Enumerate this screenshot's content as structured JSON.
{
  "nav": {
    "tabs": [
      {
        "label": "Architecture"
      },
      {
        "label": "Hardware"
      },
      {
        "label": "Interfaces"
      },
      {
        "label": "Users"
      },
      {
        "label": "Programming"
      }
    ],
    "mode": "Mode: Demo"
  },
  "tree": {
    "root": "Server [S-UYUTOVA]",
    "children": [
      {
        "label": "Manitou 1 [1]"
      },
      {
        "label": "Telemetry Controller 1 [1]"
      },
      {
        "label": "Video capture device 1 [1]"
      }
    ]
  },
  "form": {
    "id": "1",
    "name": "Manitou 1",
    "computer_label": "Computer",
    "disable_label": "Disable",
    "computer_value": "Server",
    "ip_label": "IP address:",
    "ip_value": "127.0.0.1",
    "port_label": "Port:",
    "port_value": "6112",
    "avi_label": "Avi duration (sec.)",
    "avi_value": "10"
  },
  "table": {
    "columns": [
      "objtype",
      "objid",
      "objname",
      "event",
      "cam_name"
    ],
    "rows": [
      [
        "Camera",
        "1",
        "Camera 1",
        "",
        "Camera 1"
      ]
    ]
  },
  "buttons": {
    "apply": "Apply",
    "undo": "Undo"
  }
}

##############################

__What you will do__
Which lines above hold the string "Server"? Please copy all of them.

__Output for this task__
    "root": "Server [S-UYUTOVA]",
    "computer_value": "Server",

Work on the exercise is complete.